# Work request
In the entries that follow, find each line with the word "content" and copy it.

========================================================================

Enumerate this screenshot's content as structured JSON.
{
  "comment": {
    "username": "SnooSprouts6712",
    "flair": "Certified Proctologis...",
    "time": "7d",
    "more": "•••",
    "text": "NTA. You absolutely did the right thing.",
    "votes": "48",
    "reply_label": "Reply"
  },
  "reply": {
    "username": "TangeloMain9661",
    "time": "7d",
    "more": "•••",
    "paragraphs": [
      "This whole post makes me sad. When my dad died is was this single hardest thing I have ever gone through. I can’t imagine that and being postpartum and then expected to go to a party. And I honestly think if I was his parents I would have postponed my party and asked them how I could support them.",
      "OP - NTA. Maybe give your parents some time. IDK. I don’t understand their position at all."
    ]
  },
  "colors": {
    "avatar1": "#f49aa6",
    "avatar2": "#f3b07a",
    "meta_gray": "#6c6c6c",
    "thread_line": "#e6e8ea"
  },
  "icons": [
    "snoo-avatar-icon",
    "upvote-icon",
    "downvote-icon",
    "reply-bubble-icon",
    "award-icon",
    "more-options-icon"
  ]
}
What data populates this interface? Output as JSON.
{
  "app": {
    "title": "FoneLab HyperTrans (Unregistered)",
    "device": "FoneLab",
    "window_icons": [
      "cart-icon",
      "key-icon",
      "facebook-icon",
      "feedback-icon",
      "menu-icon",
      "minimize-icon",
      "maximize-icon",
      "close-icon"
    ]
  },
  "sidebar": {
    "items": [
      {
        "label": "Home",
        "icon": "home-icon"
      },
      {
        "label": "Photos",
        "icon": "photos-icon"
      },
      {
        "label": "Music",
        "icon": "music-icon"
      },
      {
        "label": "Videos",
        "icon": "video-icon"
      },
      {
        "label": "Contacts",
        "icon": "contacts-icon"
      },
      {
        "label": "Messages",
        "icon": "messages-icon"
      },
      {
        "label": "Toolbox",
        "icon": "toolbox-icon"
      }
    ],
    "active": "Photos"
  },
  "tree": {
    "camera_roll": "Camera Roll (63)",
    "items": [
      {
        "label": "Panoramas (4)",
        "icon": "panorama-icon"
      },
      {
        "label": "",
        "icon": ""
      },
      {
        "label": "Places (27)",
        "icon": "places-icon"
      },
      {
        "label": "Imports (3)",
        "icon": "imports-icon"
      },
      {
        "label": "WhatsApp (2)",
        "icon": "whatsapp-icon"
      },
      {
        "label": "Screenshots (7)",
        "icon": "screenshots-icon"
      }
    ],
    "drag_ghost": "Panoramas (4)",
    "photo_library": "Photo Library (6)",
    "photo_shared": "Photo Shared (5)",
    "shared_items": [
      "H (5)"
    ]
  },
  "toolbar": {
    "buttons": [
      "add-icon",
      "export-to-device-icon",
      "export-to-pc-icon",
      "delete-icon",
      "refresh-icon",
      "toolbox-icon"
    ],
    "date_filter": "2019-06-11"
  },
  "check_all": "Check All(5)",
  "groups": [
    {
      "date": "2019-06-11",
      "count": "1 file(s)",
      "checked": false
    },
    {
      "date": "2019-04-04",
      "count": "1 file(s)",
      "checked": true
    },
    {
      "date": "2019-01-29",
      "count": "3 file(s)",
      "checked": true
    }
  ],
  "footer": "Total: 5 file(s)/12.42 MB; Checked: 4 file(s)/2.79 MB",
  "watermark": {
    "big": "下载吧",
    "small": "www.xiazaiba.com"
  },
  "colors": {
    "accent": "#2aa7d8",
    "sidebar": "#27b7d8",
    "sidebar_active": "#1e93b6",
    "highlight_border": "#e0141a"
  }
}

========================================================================

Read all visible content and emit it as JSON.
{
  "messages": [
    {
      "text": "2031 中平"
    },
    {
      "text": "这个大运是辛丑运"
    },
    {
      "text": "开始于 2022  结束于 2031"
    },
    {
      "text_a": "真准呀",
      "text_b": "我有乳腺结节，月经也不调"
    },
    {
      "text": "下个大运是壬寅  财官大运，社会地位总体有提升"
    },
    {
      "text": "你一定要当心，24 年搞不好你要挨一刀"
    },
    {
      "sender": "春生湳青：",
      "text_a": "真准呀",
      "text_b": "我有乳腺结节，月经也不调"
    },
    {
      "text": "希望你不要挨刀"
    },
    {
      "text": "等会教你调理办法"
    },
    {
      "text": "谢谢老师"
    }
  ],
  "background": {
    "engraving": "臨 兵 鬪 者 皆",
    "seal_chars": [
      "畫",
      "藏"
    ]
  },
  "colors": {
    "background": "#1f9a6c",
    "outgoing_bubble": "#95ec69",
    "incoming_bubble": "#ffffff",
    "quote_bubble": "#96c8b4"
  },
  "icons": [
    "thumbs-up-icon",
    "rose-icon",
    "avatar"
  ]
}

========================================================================

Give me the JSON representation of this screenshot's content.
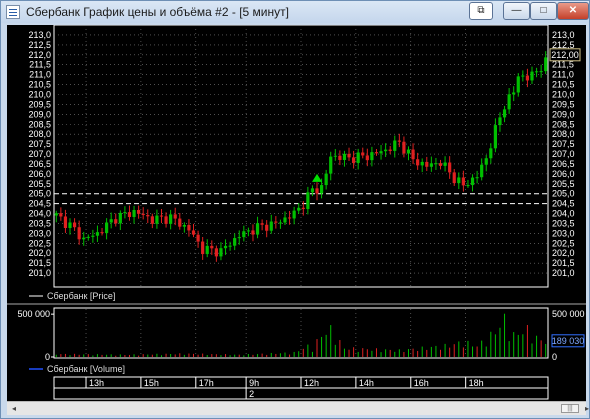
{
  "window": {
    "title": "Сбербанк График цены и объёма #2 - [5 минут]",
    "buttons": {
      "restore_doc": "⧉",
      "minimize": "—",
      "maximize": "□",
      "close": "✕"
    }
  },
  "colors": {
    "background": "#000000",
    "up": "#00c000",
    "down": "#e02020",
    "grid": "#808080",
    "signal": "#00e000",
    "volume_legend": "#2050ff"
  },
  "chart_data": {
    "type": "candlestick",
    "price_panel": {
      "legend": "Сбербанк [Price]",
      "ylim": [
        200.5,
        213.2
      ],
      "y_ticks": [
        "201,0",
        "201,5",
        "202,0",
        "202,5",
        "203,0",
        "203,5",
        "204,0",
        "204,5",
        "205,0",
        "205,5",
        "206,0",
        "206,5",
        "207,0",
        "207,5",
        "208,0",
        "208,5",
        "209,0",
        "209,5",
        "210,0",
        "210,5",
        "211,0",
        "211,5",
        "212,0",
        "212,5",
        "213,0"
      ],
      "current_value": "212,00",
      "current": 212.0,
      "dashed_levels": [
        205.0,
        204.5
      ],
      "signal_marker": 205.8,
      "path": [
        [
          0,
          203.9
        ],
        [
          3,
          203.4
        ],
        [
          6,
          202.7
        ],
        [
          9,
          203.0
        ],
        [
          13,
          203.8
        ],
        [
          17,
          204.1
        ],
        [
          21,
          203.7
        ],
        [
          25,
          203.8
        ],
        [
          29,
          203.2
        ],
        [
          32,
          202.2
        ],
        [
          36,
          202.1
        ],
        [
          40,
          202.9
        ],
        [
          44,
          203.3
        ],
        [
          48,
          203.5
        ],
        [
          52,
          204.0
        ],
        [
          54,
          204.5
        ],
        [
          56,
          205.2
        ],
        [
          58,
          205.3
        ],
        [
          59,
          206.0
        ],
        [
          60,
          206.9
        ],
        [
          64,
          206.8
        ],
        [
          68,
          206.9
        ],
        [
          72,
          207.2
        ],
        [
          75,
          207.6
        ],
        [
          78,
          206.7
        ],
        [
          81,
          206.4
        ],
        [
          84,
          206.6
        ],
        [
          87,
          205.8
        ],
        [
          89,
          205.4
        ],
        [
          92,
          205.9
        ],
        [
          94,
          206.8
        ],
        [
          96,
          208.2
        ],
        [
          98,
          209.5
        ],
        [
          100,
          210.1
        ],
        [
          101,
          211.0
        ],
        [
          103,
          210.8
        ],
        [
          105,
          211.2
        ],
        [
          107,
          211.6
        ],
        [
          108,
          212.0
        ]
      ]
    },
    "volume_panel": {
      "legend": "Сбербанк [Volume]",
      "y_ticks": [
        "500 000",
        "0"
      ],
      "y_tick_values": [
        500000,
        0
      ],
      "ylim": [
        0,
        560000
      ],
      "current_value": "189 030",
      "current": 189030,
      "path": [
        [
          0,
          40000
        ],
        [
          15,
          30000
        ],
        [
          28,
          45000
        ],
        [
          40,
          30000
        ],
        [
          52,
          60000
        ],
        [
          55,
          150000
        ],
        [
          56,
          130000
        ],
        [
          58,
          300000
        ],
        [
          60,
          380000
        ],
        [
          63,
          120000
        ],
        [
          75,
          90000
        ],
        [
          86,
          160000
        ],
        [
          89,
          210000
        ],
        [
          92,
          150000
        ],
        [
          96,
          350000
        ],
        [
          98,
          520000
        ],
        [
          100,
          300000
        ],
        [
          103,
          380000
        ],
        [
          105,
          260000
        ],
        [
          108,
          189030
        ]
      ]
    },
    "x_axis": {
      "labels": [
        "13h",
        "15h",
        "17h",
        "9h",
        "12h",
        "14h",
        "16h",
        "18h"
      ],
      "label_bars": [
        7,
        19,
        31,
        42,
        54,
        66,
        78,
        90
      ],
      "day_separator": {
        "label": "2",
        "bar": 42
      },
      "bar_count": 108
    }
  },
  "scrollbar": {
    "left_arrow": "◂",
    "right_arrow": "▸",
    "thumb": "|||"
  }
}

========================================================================

# Final answer
Enumerate this screenshot's content as structured JSON.
Read all visible content and emit it as JSON.
Give me the JSON representation of this screenshot's content.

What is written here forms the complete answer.